··· Extracted information

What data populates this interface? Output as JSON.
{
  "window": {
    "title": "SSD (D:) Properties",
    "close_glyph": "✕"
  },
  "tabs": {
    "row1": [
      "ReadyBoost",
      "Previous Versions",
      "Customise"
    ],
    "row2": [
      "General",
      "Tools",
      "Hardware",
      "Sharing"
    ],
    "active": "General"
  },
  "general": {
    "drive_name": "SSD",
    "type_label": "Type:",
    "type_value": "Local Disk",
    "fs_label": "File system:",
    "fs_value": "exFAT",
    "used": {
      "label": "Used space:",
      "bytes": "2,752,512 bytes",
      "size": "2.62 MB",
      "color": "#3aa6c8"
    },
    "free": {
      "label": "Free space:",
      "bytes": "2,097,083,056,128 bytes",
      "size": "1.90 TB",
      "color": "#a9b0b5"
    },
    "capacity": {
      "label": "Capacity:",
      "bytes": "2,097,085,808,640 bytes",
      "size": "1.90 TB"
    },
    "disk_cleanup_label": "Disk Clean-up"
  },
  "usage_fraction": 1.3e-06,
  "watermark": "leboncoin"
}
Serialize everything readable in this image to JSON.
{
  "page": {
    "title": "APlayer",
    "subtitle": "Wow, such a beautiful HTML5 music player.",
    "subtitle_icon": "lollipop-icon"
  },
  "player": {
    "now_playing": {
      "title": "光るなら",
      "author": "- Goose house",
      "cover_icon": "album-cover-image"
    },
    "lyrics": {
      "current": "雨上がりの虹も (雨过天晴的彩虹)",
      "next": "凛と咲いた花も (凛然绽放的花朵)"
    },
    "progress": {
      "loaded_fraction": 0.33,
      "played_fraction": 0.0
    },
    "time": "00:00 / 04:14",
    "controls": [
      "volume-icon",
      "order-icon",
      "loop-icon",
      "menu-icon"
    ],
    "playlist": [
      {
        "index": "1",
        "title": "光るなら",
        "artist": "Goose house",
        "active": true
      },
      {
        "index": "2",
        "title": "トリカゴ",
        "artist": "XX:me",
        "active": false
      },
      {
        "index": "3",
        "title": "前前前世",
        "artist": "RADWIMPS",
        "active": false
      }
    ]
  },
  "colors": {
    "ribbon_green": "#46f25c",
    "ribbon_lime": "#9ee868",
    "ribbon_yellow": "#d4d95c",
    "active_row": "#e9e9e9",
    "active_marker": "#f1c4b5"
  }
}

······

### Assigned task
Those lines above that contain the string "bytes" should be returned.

### Response
      "bytes": "2,752,512 bytes",
      "bytes": "2,097,083,056,128 bytes",
      "bytes": "2,097,085,808,640 bytes",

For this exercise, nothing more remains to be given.